What Constitutes Aggravated Robbery in Texas?

In Texas, robbery is a very serious offense that can lead to criminal charges. Since it’s often seen as a violent crime, being accused of robbery can bring tough consequences from the police, and the person might be charged with a felony. But it can get even more serious in some situations, where the charge can be raised to aggravated robbery.

Getting convicted of aggravated robbery comes with even harsher penalties. Aggravated robbery is a major criminal offense that involves not just robbery but also extra factors that make it worse.

This blog clarifies how robbery becomes aggravated in Texas, outlining key details and penalties to offer a concise understanding of this serious offense.

What is Robbery?

Before delving into more serious acts of robbery, let’s first understand what simple robbery is. Robbery is a type of stealing where someone takes another person’s things by:

  1. Force
  2. Physical violence
  3. Threats

This is different from committing theft because it’s seen as a violent crime. Even if the attempt to steal is unsuccessful, engaging in threats or force while trying to take someone’s belongings is still regarded as robbery. In Texas, robbery is a serious crime, and if convicted, it could mean time in state prison and fines.

What is Aggravated Robbery?

Aggravated robbery is a more serious form of this offense. An aggravated robbery conviction in Texas can lead to a sentence ranging from five to 99 years, and in some cases, the judge may decide on a life sentence. Because armed robbery is considered a “3g offense,” there’s no possibility of probation for the defendant.

Under Texas Penal Code Section 29.03, aggravated robbery is a first-degree felony. To prove this offense, it’s not just about showing robbery but also demonstrating that, during the robbery, the person did one or more of the following:

  1. Imminent bodily injury or death – In this case, there’s no evidence that the victims were seriously hurt; they were scared but not injured.
  2. Targeted elderly or disabled victims – Since the victims’ ages aren’t mentioned, it’s assumed they weren’t elderly or disabled, making this factor not applicable.
  3. Exhibits a deadly weapon – The item presumed to be a firearm was, indeed, determined to be a toy. It is evident that a toy gun does not meet the classification of a deadly weapon.

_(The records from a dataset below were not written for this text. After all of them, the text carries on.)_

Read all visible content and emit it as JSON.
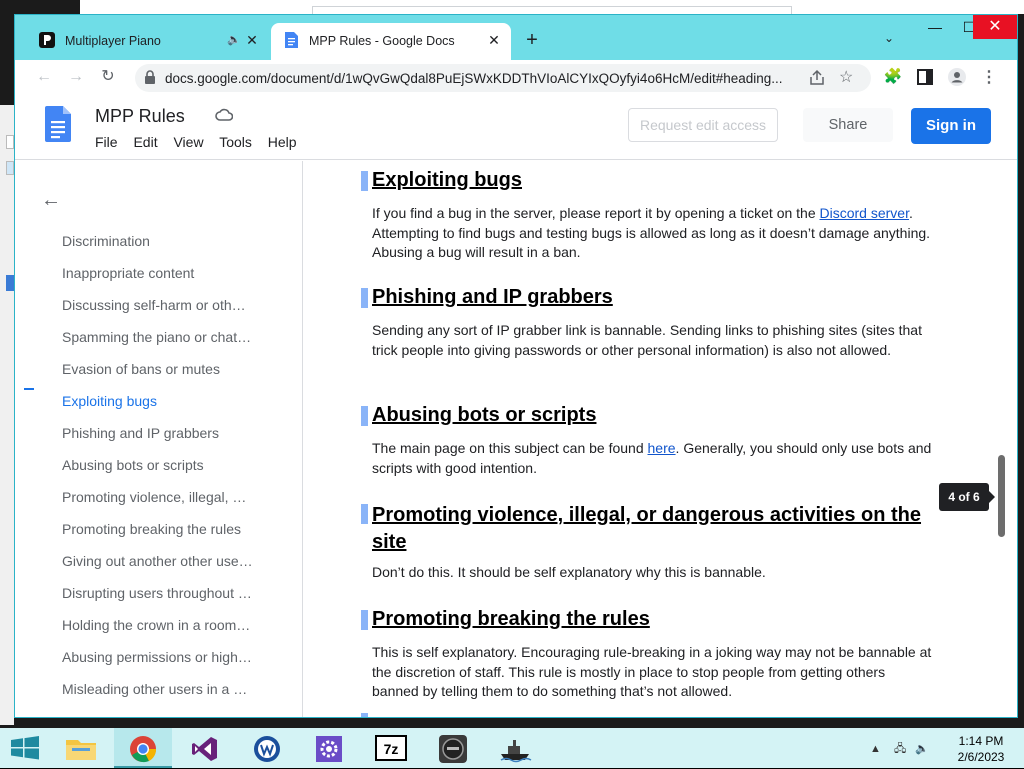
{
  "browser": {
    "tabs": [
      {
        "title": "Multiplayer Piano",
        "icon": "mpp-logo-icon",
        "audio": true
      },
      {
        "title": "MPP Rules - Google Docs",
        "icon": "google-docs-icon",
        "active": true
      }
    ],
    "url": "docs.google.com/document/d/1wQvGwQdal8PuEjSWxKDDThVIoAlCYIxQOyfyi4o6HcM/edit#heading..."
  },
  "docs": {
    "title": "MPP Rules",
    "menu": [
      "File",
      "Edit",
      "View",
      "Tools",
      "Help"
    ],
    "request_edit": "Request edit access",
    "share": "Share",
    "sign_in": "Sign in"
  },
  "outline": {
    "items": [
      "Discrimination",
      "Inappropriate content",
      "Discussing self-harm or oth…",
      "Spamming the piano or chat…",
      "Evasion of bans or mutes",
      "Exploiting bugs",
      "Phishing and IP grabbers",
      "Abusing bots or scripts",
      "Promoting violence, illegal, …",
      "Promoting breaking the rules",
      "Giving out another other use…",
      "Disrupting users throughout …",
      "Holding the crown in a room…",
      "Abusing permissions or high…",
      "Misleading other users in a …"
    ],
    "active_index": 5
  },
  "document": {
    "sections": [
      {
        "heading": "Exploiting bugs",
        "body_pre": "If you find a bug in the server, please report it by opening a ticket on the ",
        "link": "Discord server",
        "body_post": ". Attempting to find bugs and testing bugs is allowed as long as it doesn’t damage anything. Abusing a bug will result in a ban."
      },
      {
        "heading": "Phishing and IP grabbers",
        "body": "Sending any sort of IP grabber link is bannable. Sending links to phishing sites (sites that trick people into giving passwords or other personal information) is also not allowed."
      },
      {
        "heading": "Abusing bots or scripts",
        "body_pre": "The main page on this subject can be found ",
        "link": "here",
        "body_post": ". Generally, you should only use bots and scripts with good intention."
      },
      {
        "heading": "Promoting violence, illegal, or dangerous activities on the site",
        "body": "Don’t do this. It should be self explanatory why this is bannable."
      },
      {
        "heading": "Promoting breaking the rules",
        "body": "This is self explanatory. Encouraging rule-breaking in a joking way may not be bannable at the discretion of staff. This rule is mostly in place to stop people from getting others banned by telling them to do something that’s not allowed."
      }
    ],
    "page_indicator": "4 of 6"
  },
  "taskbar": {
    "apps": [
      "file-explorer-icon",
      "chrome-icon",
      "visual-studio-icon",
      "wireguard-icon",
      "settings-gear-icon",
      "7zip-icon",
      "disc-app-icon",
      "ship-app-icon"
    ],
    "time": "1:14 PM",
    "date": "2/6/2023"
  },
  "colors": {
    "accent": "#1a73e8",
    "tabstrip": "#6fdde7",
    "taskbar": "#d4f3f5",
    "link": "#1155cc"
  }
}
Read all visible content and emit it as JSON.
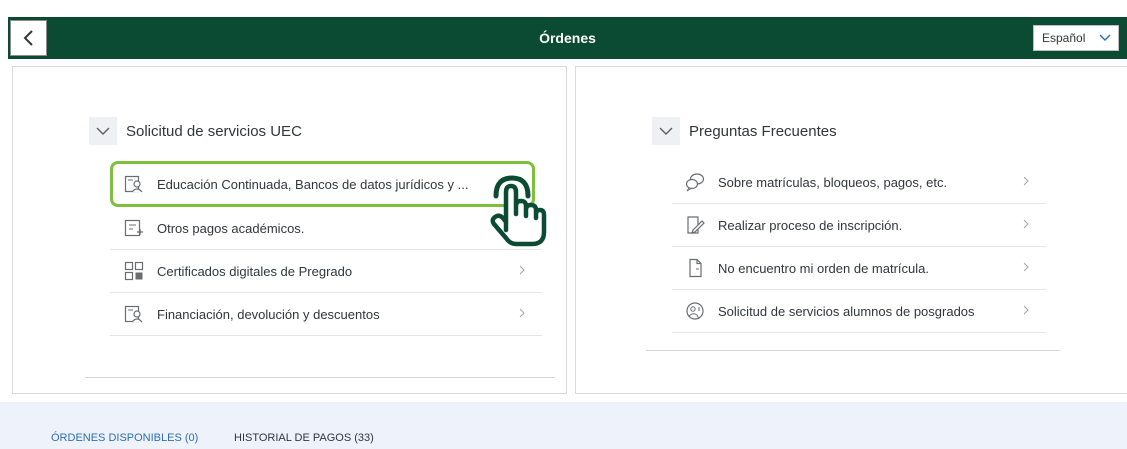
{
  "header": {
    "title": "Órdenes",
    "language": "Español"
  },
  "left_group": {
    "title": "Solicitud de servicios UEC",
    "items": [
      {
        "label": "Educación Continuada, Bancos de datos jurídicos y ...",
        "icon": "person-card-icon",
        "highlighted": true
      },
      {
        "label": "Otros pagos académicos.",
        "icon": "checklist-add-icon"
      },
      {
        "label": "Certificados digitales de Pregrado",
        "icon": "certificate-grid-icon"
      },
      {
        "label": "Financiación, devolución y descuentos",
        "icon": "person-card-icon"
      }
    ]
  },
  "right_group": {
    "title": "Preguntas Frecuentes",
    "items": [
      {
        "label": "Sobre matrículas, bloqueos, pagos, etc.",
        "icon": "chat-bubbles-icon"
      },
      {
        "label": "Realizar proceso de inscripción.",
        "icon": "edit-form-icon"
      },
      {
        "label": "No encuentro mi orden de matrícula.",
        "icon": "document-icon"
      },
      {
        "label": "Solicitud de servicios alumnos de posgrados",
        "icon": "service-globe-icon"
      }
    ]
  },
  "tabs": [
    {
      "label": "ÓRDENES DISPONIBLES (0)",
      "active": true
    },
    {
      "label": "HISTORIAL DE PAGOS (33)",
      "active": false
    }
  ],
  "colors": {
    "header_bg": "#0b4a33",
    "highlight_border": "#7fbf3f",
    "active_tab": "#2c6eb5",
    "pointer_hand": "#0b4a33"
  }
}
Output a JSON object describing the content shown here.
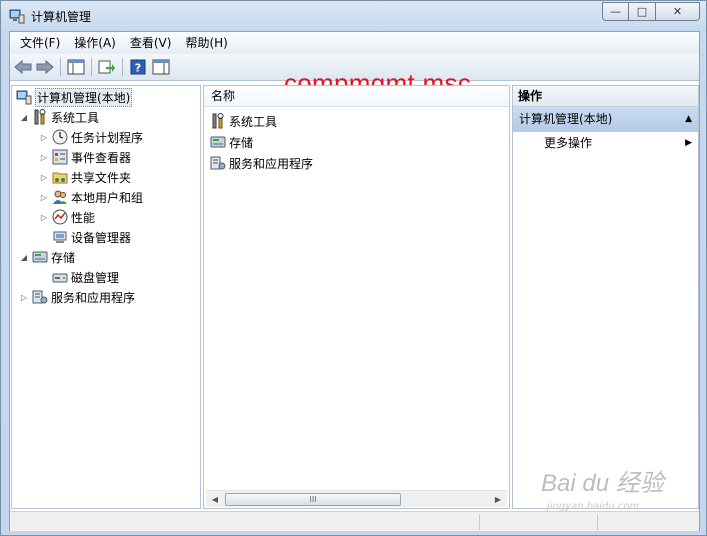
{
  "window": {
    "title": "计算机管理",
    "controls": {
      "minimize": "—",
      "maximize": "□",
      "close": "✕"
    }
  },
  "menu": [
    "文件(F)",
    "操作(A)",
    "查看(V)",
    "帮助(H)"
  ],
  "overlay_text": "compmgmt.msc",
  "tree": {
    "root": "计算机管理(本地)",
    "items": [
      {
        "label": "系统工具",
        "expanded": true
      },
      {
        "label": "任务计划程序"
      },
      {
        "label": "事件查看器"
      },
      {
        "label": "共享文件夹"
      },
      {
        "label": "本地用户和组"
      },
      {
        "label": "性能"
      },
      {
        "label": "设备管理器"
      },
      {
        "label": "存储",
        "expanded": true
      },
      {
        "label": "磁盘管理"
      },
      {
        "label": "服务和应用程序"
      }
    ]
  },
  "list": {
    "header": "名称",
    "rows": [
      "系统工具",
      "存储",
      "服务和应用程序"
    ],
    "scroll_thumb": "III"
  },
  "actions": {
    "header": "操作",
    "section": "计算机管理(本地)",
    "item": "更多操作"
  },
  "watermark": {
    "main": "Bai du 经验",
    "sub": "jingyan.baidu.com"
  },
  "colors": {
    "overlay": "#e8141b",
    "selection": "#b3c9e6"
  }
}
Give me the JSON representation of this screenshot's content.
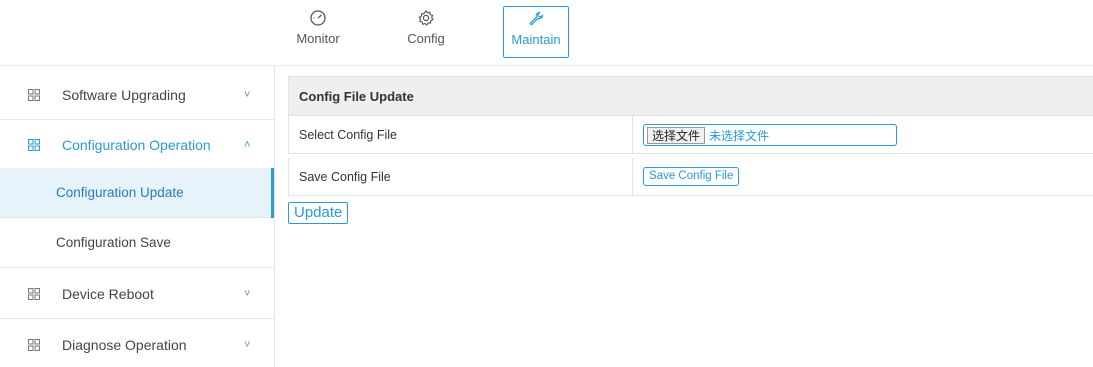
{
  "topnav": {
    "items": [
      {
        "label": "Monitor",
        "icon": "gauge-icon"
      },
      {
        "label": "Config",
        "icon": "gear-icon"
      },
      {
        "label": "Maintain",
        "icon": "wrench-icon",
        "active": true
      }
    ]
  },
  "sidebar": {
    "groups": [
      {
        "label": "Software Upgrading",
        "chevron": "˅"
      },
      {
        "label": "Configuration Operation",
        "chevron": "˄",
        "expanded": true
      },
      {
        "label": "Device Reboot",
        "chevron": "˅"
      },
      {
        "label": "Diagnose Operation",
        "chevron": "˅"
      }
    ],
    "subitems": [
      {
        "label": "Configuration Update",
        "active": true
      },
      {
        "label": "Configuration Save"
      }
    ]
  },
  "main": {
    "panel_title": "Config File Update",
    "rows": [
      {
        "label": "Select Config File",
        "file_button": "选择文件",
        "file_status": "未选择文件"
      },
      {
        "label": "Save Config File",
        "button": "Save Config File"
      }
    ],
    "update_button": "Update"
  },
  "colors": {
    "accent": "#2a9ad6",
    "active_bg": "#e6f3fb",
    "header_bg": "#efefef"
  }
}
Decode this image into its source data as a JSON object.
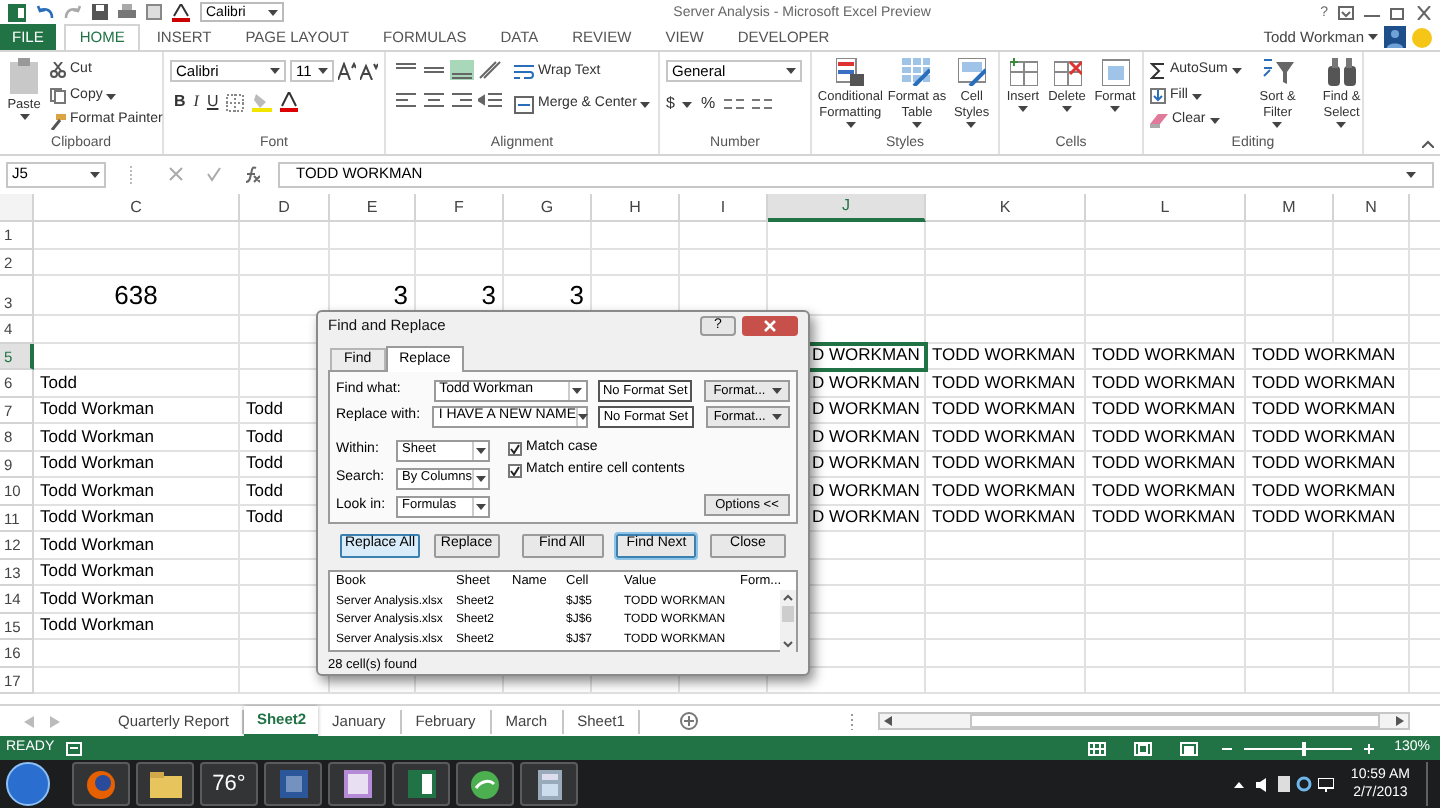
{
  "window": {
    "title": "Server Analysis - Microsoft Excel Preview",
    "quick_font": "Calibri",
    "help": "?",
    "user": "Todd Workman"
  },
  "ribbon_tabs": [
    {
      "label": "FILE",
      "kind": "file"
    },
    {
      "label": "HOME",
      "kind": "tab",
      "selected": true
    },
    {
      "label": "INSERT",
      "kind": "tab",
      "selected": false
    },
    {
      "label": "PAGE LAYOUT",
      "kind": "tab",
      "selected": false
    },
    {
      "label": "FORMULAS",
      "kind": "tab",
      "selected": false
    },
    {
      "label": "DATA",
      "kind": "tab",
      "selected": false
    },
    {
      "label": "REVIEW",
      "kind": "tab",
      "selected": false
    },
    {
      "label": "VIEW",
      "kind": "tab",
      "selected": false
    },
    {
      "label": "DEVELOPER",
      "kind": "tab",
      "selected": false
    }
  ],
  "clipboard": {
    "label": "Clipboard",
    "paste": "Paste",
    "cut": "Cut",
    "copy": "Copy",
    "format_painter": "Format Painter"
  },
  "font": {
    "label": "Font",
    "family": "Calibri",
    "size": "11",
    "bold": "B",
    "italic": "I",
    "underline": "U"
  },
  "alignment": {
    "label": "Alignment",
    "wrap": "Wrap Text",
    "merge": "Merge & Center"
  },
  "number": {
    "label": "Number",
    "format": "General",
    "currency": "$",
    "percent": "%"
  },
  "styles": {
    "label": "Styles",
    "buttons": [
      "Conditional Formatting",
      "Format as Table",
      "Cell Styles"
    ]
  },
  "cells": {
    "label": "Cells",
    "buttons": [
      "Insert",
      "Delete",
      "Format"
    ]
  },
  "editing": {
    "label": "Editing",
    "small": [
      "AutoSum",
      "Fill",
      "Clear"
    ],
    "large": [
      "Sort & Filter",
      "Find & Select"
    ]
  },
  "formula_bar": {
    "name_box": "J5",
    "formula": "TODD WORKMAN"
  },
  "sheet": {
    "columns": [
      {
        "label": "C",
        "selected": false
      },
      {
        "label": "D",
        "selected": false
      },
      {
        "label": "E",
        "selected": false
      },
      {
        "label": "F",
        "selected": false
      },
      {
        "label": "G",
        "selected": false
      },
      {
        "label": "H",
        "selected": false
      },
      {
        "label": "I",
        "selected": false
      },
      {
        "label": "J",
        "selected": true
      },
      {
        "label": "K",
        "selected": false
      },
      {
        "label": "L",
        "selected": false
      },
      {
        "label": "M",
        "selected": false
      },
      {
        "label": "N",
        "selected": false
      }
    ],
    "rows": [
      {
        "number": "1",
        "selected": false,
        "kind": "normal",
        "cells": [
          "",
          "",
          "",
          "",
          "",
          "",
          "",
          "",
          "",
          "",
          "",
          ""
        ]
      },
      {
        "number": "2",
        "selected": false,
        "kind": "normal",
        "cells": [
          "",
          "",
          "",
          "",
          "",
          "",
          "",
          "",
          "",
          "",
          "",
          ""
        ]
      },
      {
        "number": "3",
        "selected": false,
        "kind": "tall",
        "cells": [
          "638",
          "",
          "3",
          "3",
          "3",
          "",
          "",
          "",
          "",
          "",
          "",
          ""
        ]
      },
      {
        "number": "4",
        "selected": false,
        "kind": "normal",
        "cells": [
          "",
          "",
          "",
          "",
          "",
          "",
          "",
          "",
          "",
          "",
          "",
          ""
        ]
      },
      {
        "number": "5",
        "selected": true,
        "kind": "normal",
        "cells": [
          "",
          "",
          "",
          "",
          "",
          "",
          "",
          "D WORKMAN",
          "TODD WORKMAN",
          "TODD WORKMAN",
          "TODD WORKMAN",
          ""
        ]
      },
      {
        "number": "6",
        "selected": false,
        "kind": "normal",
        "cells": [
          "Todd",
          "",
          "",
          "",
          "",
          "",
          "",
          "D WORKMAN",
          "TODD WORKMAN",
          "TODD WORKMAN",
          "TODD WORKMAN",
          ""
        ]
      },
      {
        "number": "7",
        "selected": false,
        "kind": "normal",
        "cells": [
          "Todd Workman",
          "Todd",
          "",
          "",
          "",
          "",
          "",
          "D WORKMAN",
          "TODD WORKMAN",
          "TODD WORKMAN",
          "TODD WORKMAN",
          ""
        ]
      },
      {
        "number": "8",
        "selected": false,
        "kind": "normal",
        "cells": [
          "Todd Workman",
          "Todd",
          "",
          "",
          "",
          "",
          "",
          "D WORKMAN",
          "TODD WORKMAN",
          "TODD WORKMAN",
          "TODD WORKMAN",
          ""
        ]
      },
      {
        "number": "9",
        "selected": false,
        "kind": "normal",
        "cells": [
          "Todd Workman",
          "Todd",
          "",
          "",
          "",
          "",
          "",
          "D WORKMAN",
          "TODD WORKMAN",
          "TODD WORKMAN",
          "TODD WORKMAN",
          ""
        ]
      },
      {
        "number": "10",
        "selected": false,
        "kind": "normal",
        "cells": [
          "Todd Workman",
          "Todd",
          "",
          "",
          "",
          "",
          "",
          "D WORKMAN",
          "TODD WORKMAN",
          "TODD WORKMAN",
          "TODD WORKMAN",
          ""
        ]
      },
      {
        "number": "11",
        "selected": false,
        "kind": "normal",
        "cells": [
          "Todd Workman",
          "Todd",
          "",
          "",
          "",
          "",
          "",
          "D WORKMAN",
          "TODD WORKMAN",
          "TODD WORKMAN",
          "TODD WORKMAN",
          ""
        ]
      },
      {
        "number": "12",
        "selected": false,
        "kind": "normal",
        "cells": [
          "Todd Workman",
          "",
          "",
          "",
          "",
          "",
          "",
          "",
          "",
          "",
          "",
          ""
        ]
      },
      {
        "number": "13",
        "selected": false,
        "kind": "normal",
        "cells": [
          "Todd Workman",
          "",
          "",
          "",
          "",
          "",
          "",
          "",
          "",
          "",
          "",
          ""
        ]
      },
      {
        "number": "14",
        "selected": false,
        "kind": "normal",
        "cells": [
          "Todd Workman",
          "",
          "",
          "",
          "",
          "",
          "",
          "",
          "",
          "",
          "",
          ""
        ]
      },
      {
        "number": "15",
        "selected": false,
        "kind": "normal",
        "cells": [
          "Todd Workman",
          "",
          "",
          "",
          "",
          "",
          "",
          "",
          "",
          "",
          "",
          ""
        ]
      },
      {
        "number": "16",
        "selected": false,
        "kind": "normal",
        "cells": [
          "",
          "",
          "",
          "",
          "",
          "",
          "",
          "",
          "",
          "",
          "",
          ""
        ]
      },
      {
        "number": "17",
        "selected": false,
        "kind": "normal",
        "cells": [
          "",
          "",
          "",
          "",
          "",
          "",
          "",
          "",
          "",
          "",
          "",
          ""
        ]
      }
    ]
  },
  "dialog": {
    "title": "Find and Replace",
    "help": "?",
    "tabs": [
      {
        "label": "Find",
        "selected": false
      },
      {
        "label": "Replace",
        "selected": true
      }
    ],
    "fields": [
      {
        "label": "Find what:",
        "value": "Todd Workman",
        "format_state": "No Format Set",
        "format_button": "Format..."
      },
      {
        "label": "Replace with:",
        "value": "I HAVE A NEW NAME",
        "format_state": "No Format Set",
        "format_button": "Format..."
      }
    ],
    "options": [
      {
        "label": "Within:",
        "value": "Sheet"
      },
      {
        "label": "Search:",
        "value": "By Columns"
      },
      {
        "label": "Look in:",
        "value": "Formulas"
      }
    ],
    "checkboxes": [
      {
        "label": "Match case",
        "checked": true
      },
      {
        "label": "Match entire cell contents",
        "checked": true
      }
    ],
    "options_button": "Options <<",
    "buttons": [
      {
        "label": "Replace All",
        "hovered": true,
        "default": false
      },
      {
        "label": "Replace",
        "hovered": false,
        "default": false
      },
      {
        "label": "Find All",
        "hovered": false,
        "default": false
      },
      {
        "label": "Find Next",
        "hovered": false,
        "default": true
      },
      {
        "label": "Close",
        "hovered": false,
        "default": false
      }
    ],
    "results": {
      "columns": [
        "Book",
        "Sheet",
        "Name",
        "Cell",
        "Value",
        "Form..."
      ],
      "rows": [
        [
          "Server Analysis.xlsx",
          "Sheet2",
          "",
          "$J$5",
          "TODD WORKMAN",
          ""
        ],
        [
          "Server Analysis.xlsx",
          "Sheet2",
          "",
          "$J$6",
          "TODD WORKMAN",
          ""
        ],
        [
          "Server Analysis.xlsx",
          "Sheet2",
          "",
          "$J$7",
          "TODD WORKMAN",
          ""
        ]
      ]
    },
    "status": "28 cell(s) found"
  },
  "sheet_tabs": [
    {
      "label": "Quarterly Report",
      "selected": false
    },
    {
      "label": "Sheet2",
      "selected": true
    },
    {
      "label": "January",
      "selected": false
    },
    {
      "label": "February",
      "selected": false
    },
    {
      "label": "March",
      "selected": false
    },
    {
      "label": "Sheet1",
      "selected": false
    }
  ],
  "status_bar": {
    "mode": "READY",
    "zoom": {
      "level": 0.55,
      "reading": "130%"
    }
  },
  "taskbar": {
    "weather": "76°",
    "time": "10:59 AM",
    "date": "2/7/2013"
  }
}
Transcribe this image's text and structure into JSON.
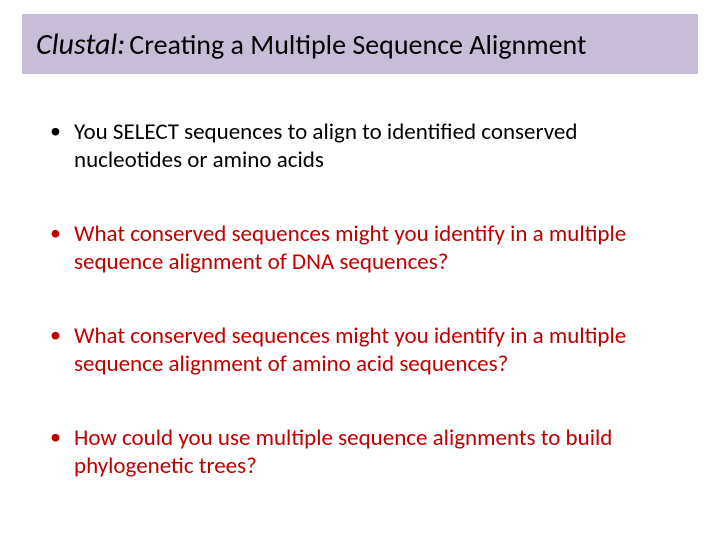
{
  "title": {
    "prefix": "Clustal:",
    "rest": "Creating a Multiple Sequence Alignment"
  },
  "bullets": [
    {
      "text": "You SELECT sequences to align to identified conserved nucleotides or amino acids",
      "color": "black"
    },
    {
      "text": "What conserved sequences might you identify in a multiple sequence alignment of DNA sequences?",
      "color": "red"
    },
    {
      "text": "What conserved sequences might you identify in a multiple sequence alignment of amino acid sequences?",
      "color": "red"
    },
    {
      "text": "How could you use multiple sequence alignments to build phylogenetic trees?",
      "color": "red"
    }
  ]
}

Penalties and Consequences of Aggravated Robbery Charges

Aggravated robbery sentences is much more severe than for regular robbery. Aggravated Robbery is a very serious crime and if you’re found guilty, it can lead to major changes in your life. There is a possibility of serving a prison sentence and facing substantial fines. And it’s not just about that – it could affect your job, housing, and future plans.

In Texas, aggravated robbery is a first-degree felony. If convicted, you might face:

  1. Up to 99 years in prison
  2. A fine of up to $10,000

How long you stay in prison depends on aggravating factors like:

  • Your past criminal record
  • If you caused serious injuries
  • If the victim is at least 65 years of age
  • Whether or not a weapon was used
  • If the victim is disabled
  • If anyone got hurt or killed during the crime

Legal Defense

Defendants charged with aggravated robbery may employ various legal defenses, including:

  • Lack of Intent: Demonstrating that the accused did not have the intent to commit robbery or cause serious bodily injury to another person.
  • Mistaken Identity: Providing evidence that the defendant was wrongly identified as the perpetrator.
  • Self-Defense: Arguing that the defendant used force in self-defense or defense of others.
  • Coercion or Duress: The defense may assert that the accused was forced or threatened by another party to commit the robbery, establishing a situation of coercion or duress.
  • Illegal Search and Seizure: If evidence was obtained through an illegal search or seizure, the defense may file a motion to suppress such evidence, potentially weakening the prosecution’s case.
  • Miranda Rights Violation: If the accused was not informed of their Miranda rights during the arrest and interrogation, any statements made during that time may be inadmissible in court.

Arrested? Don’t Plea, Call Me!

Dealing with charges of aggravated robbery is a big deal and needs a careful and smart strategy. Hiring an experienced criminal defense attorney is not just something you can do legally, it’s a really important step to make sure you get the best result in a tough legal situation.